Topics ranged from the need to tell stories about Black women in the South who often struggle to access safe, legal abortion to the emotional toll many Black woman carry. The panelists also discussed how to humanize women of color on screen so that they’re not just defined by their race and gender.

“I believe art is supposed to instigate change and move the conversation forward,” said Chinonye Chukwu, director of the film Clemency, featuring Alfre Woodard and Danielle Brooks, which premiered at Sundance. “I’m interested in creating unique, engaging stories with Black women at the center that are navigating stories and arcs that are about more than just their race and gender.”

“I’ve always been concerned with Black women and reproductive rights. I’m also interested in voting rights and immigration — these issues are all intertwined,” said filmmaker Dawn Porter. “It was important to me to humanize the experience of Black women as well as low-income women seeking reproductive health care while filming TRAPPED. As a filmmaker, you’re the vehicle from which that truth emerges.”

Guests at the event wore “Protect X” buttons to raise awareness about the Trump administration’s proposed gag rule, which would make it illegal for doctors and nurses across the country to tell their patients how or where to access abortion, and is designed to prevent patients from getting preventive health care like cancer screenings and birth control at Planned Parenthood health centers. The rule would essentially dismantle Title X, the nation’s program for affordable birth control and reproductive health care, which helps ensure that people who are struggling to make ends meet can still access birth control, STI testing, cancer screenings, and more. Four million people a year rely on the program — and more than 40 percent get their health care through Planned Parenthood.

The majority of patients in the Title X program identify as people of color, Hispanic, or Latino, and it’s impossible to separate this attack on their health care from the other attacks this administration has leveled on people of color with low incomes — such as the “public charge” rule, voter suppression, and attempts to “defund” Planned Parenthood.

Planned Parenthood is proud to work closely with arts and entertainment leaders — including film, television, and video professionals — to help develop stories that center people of color and content that is accurate and sensitive in its depictions of sexual and reproductive health. Through more realistic and honest portrayals of people’s lives, the entertainment community can help challenge stigma and change the conversation on issues like abortion, birth control, and sexually transmitted infections.


Planned Parenthood is the nation’s leading provider and advocate of high-quality, affordable health care for women, men, and young people, as well as the nation’s largest provider of sex education. With more than 600 health centers across the country, Planned Parenthood organizations serve all patients with care and compassion, with respect and without judgment.
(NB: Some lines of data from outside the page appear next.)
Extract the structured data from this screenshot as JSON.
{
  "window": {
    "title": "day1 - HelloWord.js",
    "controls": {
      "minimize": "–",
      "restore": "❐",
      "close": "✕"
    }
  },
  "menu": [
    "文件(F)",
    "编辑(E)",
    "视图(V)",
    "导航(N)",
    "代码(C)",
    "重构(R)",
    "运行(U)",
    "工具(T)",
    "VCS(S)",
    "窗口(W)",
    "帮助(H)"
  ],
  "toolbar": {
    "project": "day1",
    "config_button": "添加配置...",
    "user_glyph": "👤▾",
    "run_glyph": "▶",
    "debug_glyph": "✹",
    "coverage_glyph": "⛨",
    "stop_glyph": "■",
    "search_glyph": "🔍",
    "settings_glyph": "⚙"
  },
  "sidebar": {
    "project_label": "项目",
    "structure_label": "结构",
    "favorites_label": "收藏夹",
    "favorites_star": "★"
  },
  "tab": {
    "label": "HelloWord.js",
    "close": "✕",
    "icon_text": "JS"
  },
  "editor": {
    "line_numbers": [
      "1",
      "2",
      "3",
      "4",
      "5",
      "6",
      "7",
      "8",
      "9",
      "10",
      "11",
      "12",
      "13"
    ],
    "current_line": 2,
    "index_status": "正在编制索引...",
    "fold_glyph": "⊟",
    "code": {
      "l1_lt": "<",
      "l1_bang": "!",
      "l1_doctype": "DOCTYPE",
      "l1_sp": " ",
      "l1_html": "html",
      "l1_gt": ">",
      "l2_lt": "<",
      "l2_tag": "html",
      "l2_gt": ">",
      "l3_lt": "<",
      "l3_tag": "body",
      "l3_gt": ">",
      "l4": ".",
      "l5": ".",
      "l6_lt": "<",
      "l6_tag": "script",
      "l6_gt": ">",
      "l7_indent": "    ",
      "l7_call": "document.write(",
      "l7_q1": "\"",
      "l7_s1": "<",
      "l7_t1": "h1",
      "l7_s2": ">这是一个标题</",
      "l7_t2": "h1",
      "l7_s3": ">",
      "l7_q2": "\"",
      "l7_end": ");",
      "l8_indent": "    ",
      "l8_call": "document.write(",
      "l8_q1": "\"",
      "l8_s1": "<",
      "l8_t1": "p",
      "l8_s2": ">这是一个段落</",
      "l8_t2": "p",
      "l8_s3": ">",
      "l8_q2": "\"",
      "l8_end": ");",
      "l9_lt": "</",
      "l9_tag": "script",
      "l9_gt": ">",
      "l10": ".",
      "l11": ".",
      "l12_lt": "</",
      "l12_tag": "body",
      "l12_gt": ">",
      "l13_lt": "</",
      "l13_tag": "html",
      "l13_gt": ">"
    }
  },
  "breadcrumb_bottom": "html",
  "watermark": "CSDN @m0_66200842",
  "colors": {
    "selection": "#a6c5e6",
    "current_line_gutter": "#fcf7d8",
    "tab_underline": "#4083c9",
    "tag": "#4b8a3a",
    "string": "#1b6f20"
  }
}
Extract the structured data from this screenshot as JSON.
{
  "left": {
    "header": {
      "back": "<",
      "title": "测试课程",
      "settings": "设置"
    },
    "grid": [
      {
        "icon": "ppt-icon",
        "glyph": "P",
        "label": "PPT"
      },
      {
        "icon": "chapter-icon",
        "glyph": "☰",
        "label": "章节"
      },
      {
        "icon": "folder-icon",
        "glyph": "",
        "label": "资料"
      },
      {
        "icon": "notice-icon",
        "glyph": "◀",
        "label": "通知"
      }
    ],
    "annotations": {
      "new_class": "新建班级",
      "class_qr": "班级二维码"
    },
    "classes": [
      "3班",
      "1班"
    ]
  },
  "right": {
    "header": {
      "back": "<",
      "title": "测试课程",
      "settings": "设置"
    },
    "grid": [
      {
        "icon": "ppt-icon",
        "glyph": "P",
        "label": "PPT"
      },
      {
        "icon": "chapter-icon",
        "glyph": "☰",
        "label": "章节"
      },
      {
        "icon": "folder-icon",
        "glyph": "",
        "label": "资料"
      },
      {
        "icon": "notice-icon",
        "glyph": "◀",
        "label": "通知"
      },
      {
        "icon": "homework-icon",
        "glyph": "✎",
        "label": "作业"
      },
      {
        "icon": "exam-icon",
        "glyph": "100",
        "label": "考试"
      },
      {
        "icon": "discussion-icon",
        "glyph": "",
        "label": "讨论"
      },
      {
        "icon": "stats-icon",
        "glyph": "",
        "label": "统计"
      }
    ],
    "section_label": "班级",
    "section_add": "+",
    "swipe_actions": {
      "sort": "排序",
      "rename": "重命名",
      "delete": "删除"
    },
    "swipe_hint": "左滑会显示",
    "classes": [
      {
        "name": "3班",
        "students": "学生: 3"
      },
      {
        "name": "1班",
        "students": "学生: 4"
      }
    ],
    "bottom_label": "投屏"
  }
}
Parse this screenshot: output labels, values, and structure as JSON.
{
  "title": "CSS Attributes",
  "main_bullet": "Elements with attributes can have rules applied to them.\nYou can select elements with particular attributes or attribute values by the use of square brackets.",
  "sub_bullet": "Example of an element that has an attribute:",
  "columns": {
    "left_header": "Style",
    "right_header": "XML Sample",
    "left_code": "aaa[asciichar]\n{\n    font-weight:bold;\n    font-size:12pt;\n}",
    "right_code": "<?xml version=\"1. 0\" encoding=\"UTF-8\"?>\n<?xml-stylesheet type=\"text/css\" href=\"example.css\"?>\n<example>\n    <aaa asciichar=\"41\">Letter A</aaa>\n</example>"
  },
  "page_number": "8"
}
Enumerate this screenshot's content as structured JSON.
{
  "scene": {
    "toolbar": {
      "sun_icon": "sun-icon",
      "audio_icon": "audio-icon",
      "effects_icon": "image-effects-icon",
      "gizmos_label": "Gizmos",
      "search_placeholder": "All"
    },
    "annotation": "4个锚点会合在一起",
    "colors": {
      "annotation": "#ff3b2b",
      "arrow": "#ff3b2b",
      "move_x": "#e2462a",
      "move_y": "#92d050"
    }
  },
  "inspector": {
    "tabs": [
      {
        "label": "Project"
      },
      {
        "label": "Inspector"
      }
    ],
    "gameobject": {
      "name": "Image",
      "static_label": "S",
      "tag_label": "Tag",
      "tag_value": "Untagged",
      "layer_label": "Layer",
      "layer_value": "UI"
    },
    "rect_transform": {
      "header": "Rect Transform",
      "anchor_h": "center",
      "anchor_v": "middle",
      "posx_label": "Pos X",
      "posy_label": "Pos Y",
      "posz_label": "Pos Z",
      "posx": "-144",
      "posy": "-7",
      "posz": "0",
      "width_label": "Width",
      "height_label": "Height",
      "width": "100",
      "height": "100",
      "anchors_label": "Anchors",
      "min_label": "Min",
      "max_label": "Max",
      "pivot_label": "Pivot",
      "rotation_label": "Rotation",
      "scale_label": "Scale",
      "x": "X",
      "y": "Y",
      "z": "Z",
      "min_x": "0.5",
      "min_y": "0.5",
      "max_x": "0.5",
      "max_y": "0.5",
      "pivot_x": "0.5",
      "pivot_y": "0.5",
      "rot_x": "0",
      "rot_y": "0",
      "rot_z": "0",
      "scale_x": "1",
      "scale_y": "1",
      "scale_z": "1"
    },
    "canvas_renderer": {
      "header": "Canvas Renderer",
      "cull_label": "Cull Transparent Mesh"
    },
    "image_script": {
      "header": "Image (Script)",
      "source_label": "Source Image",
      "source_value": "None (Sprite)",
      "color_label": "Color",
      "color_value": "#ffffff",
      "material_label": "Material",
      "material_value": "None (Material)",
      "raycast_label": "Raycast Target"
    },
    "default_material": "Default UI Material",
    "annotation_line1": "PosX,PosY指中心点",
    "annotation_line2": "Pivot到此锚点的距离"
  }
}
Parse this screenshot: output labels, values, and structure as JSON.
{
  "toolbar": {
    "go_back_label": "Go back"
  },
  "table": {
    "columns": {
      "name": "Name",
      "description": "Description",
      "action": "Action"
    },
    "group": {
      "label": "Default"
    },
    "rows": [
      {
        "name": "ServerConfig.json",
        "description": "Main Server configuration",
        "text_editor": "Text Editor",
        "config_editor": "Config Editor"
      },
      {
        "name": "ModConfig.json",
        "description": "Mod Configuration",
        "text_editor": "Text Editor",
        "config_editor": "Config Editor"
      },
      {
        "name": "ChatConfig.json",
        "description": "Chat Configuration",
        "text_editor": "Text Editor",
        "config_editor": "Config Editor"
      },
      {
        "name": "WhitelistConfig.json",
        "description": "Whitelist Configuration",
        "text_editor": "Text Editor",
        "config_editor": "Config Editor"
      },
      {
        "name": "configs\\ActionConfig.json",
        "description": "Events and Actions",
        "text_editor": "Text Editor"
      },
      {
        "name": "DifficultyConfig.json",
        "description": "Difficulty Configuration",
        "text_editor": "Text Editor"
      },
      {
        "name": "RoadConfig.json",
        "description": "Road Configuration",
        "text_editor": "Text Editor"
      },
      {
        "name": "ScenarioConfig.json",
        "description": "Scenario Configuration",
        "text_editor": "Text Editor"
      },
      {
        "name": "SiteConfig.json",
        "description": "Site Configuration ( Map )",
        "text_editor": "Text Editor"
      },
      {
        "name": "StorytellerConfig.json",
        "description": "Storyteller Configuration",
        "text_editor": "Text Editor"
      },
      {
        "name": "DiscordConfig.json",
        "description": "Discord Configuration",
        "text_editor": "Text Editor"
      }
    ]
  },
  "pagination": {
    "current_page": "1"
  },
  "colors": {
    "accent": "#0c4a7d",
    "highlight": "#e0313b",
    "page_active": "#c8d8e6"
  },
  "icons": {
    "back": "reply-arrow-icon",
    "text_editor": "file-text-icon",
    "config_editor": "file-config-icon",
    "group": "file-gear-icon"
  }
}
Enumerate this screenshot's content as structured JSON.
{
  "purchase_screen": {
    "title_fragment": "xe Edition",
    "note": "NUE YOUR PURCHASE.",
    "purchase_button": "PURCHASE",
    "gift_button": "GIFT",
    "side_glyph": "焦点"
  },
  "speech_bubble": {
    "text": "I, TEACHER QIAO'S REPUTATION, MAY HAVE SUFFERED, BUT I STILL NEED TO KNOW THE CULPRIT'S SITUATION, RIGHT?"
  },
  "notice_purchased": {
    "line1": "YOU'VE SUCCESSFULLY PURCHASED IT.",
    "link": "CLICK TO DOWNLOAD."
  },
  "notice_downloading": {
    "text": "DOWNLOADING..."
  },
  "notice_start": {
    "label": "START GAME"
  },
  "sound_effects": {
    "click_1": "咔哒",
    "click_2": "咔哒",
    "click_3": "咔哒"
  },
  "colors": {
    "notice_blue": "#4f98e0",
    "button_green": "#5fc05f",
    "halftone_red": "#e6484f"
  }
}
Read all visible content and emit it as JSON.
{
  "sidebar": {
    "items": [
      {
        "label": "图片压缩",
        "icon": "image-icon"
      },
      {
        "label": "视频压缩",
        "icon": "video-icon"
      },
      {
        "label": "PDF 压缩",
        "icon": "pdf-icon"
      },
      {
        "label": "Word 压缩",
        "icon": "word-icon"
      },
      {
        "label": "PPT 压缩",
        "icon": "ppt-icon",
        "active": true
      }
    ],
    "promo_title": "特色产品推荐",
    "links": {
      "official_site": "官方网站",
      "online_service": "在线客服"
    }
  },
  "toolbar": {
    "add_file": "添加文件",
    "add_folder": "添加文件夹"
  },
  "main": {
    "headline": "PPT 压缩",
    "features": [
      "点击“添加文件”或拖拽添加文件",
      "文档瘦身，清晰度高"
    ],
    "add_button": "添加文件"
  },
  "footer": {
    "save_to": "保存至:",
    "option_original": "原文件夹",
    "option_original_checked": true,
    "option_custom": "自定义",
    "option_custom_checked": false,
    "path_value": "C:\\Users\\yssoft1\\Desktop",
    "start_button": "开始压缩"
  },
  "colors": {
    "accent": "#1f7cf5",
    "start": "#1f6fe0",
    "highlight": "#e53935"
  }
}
Through health centers, programs in schools and communities, and online resources, Planned Parenthood is a trusted source of reliable health information that allows people to make informed health decisions. We do all this because we care passionately about helping people lead healthier lives.